Is the REAL ID the real deal? In this time of terrorism and identity theft, you would think that Americans are ready for a more secure driver’s license, by far the most used identification document for access into buildings, airports and myriad business and financial services.
But among the alphabet soup of access card programs – from HSPD-12 and ePassports to TWIC, for example, the Department of Homeland Security’s REAL ID program has proved to be the most controversial, with numerous state governments and their departments of motor vehicles (DMV) threatening a Boston Tea Party over the federally-imposed requirements.
ACCESS ID TALKThere is no doubt that both government identity programs in full swing and new identity programs for 2007 will be hot topics among government and industry leaders. It will be the talk of the Smart Card Alliance’s 6th Annual Smart Cards in Government Conference this month. “With large-scale government employee rollouts currently underway and new access and identification systems being debated at the federal and state level, this is a dynamically changing marketplace,” Randy Vanderhoof, executive director of the Alliance, told Security Magazine. “Now is an ideal time for leaders in government and industry to share experiences and lessons learned with the existing implementations, discuss opportunities and challenges ahead, and explore how we can apply this knowledge to newly proposed government identity projects.”
The REAL ID program mandates the states, which issue driver’s licenses as well as non-driver IDs, establish national standards including what data must be included on the card, what documentation must be presented before a card can be issued and how the states must share their driver’s licenses databases.
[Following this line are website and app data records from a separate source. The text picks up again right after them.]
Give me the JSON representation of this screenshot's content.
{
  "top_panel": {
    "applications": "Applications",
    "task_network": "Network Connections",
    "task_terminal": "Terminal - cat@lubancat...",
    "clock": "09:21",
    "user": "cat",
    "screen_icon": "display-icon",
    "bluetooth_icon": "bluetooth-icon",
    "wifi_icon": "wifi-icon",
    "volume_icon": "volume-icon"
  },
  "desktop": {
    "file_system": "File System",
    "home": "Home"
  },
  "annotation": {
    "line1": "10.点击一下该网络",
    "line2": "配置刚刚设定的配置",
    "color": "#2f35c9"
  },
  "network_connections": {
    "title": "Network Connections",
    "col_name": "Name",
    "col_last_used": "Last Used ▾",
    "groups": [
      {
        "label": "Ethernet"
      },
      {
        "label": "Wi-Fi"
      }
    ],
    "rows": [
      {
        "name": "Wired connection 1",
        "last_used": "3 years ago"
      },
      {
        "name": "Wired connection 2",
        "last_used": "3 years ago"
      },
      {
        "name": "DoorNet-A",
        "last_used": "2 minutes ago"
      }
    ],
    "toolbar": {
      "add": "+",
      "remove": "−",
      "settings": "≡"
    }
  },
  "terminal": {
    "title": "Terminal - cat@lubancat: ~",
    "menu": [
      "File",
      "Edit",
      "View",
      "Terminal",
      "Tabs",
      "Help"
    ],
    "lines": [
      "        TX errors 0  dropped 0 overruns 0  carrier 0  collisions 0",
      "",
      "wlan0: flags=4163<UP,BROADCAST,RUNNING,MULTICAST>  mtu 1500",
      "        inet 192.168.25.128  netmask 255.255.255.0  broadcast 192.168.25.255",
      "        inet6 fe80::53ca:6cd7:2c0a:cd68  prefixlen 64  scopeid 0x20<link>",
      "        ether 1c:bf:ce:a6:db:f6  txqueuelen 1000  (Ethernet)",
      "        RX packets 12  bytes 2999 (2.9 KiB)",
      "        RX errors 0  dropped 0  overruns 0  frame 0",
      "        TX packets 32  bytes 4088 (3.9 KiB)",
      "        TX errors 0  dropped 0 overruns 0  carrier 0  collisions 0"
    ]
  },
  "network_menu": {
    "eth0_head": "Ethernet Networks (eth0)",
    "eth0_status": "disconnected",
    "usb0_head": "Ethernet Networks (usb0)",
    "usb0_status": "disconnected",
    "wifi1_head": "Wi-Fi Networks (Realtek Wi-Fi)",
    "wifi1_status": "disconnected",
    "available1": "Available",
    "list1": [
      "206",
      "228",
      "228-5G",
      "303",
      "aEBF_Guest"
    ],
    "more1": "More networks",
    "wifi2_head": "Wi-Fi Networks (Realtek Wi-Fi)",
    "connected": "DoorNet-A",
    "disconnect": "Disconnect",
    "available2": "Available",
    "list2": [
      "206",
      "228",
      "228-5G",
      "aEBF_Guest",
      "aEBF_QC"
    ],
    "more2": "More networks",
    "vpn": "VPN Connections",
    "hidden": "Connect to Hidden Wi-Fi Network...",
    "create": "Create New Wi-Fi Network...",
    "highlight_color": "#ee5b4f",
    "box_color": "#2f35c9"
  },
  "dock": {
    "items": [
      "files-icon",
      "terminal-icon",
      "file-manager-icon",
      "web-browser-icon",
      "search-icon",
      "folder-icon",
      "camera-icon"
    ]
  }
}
The REAL ID Act also requires driver’s licenses to include a “common machine-readable technology.”
For some, REAL ID is the next step to a national ID card.
For many state DMV officials, it is an expensive and time-consuming imposition by the federal government, which will require the states to collect and prove genuine birthdate, legal status, Social Security number and principal residence address of people before issuing a driver’s license.
DHS SEES ESSENTIAL NEEDFor Department of Homeland Security officials, it is essential. Some 9/11 terrorists, for example, were able to obtain driver’s licenses, which allowed them access to other, more sensitive areas.
Janice Kephart, former counsel to the 9/11 Commission and a nationally recognized border security expert, said that securing identities and identity documents is perhaps the single most effective measure the United States can take to lay a foundation for national and economic security and public safety. “Secure identity, particularly secure driver’s licenses, sets the nation on a path to differentiate terrorists, criminals and others bent on malfeasance from private citizens whose real life activities deserve real protection.”
States must comply with REAL ID by May 2008. A study by the National Governors Association, the National Council of State Legislatures and the American Association of Motor Vehicle Administrators assessed the start-up costs of REAL ID at $1 billion. “While some states are quickly coming into compliance with REAL ID quietly, others are noisily objecting,” Kephart said. “The result is that the policy basis for REAL ID is being lost in the noise of much more minor issues that have solutions or are not germane,” she contended.
Some states are rebelling.
Gov. Mark Sanford of South Carolina is urging legislators to challenge the mandate. He stated that state residents would have to pay as much as $25 million to comply with its requirements, plus $11 million per year thereafter. Compliance would destroy efficiencies that the state’s DMV has created in recent years for driver’s license customers.
Many other state governors and DMVs agree, either loudly or softly. For example, in March, the Idaho Senate passed Joint Memorial 3, earlier approved unanimously by the House, to refuse implementation of the REAL ID Act.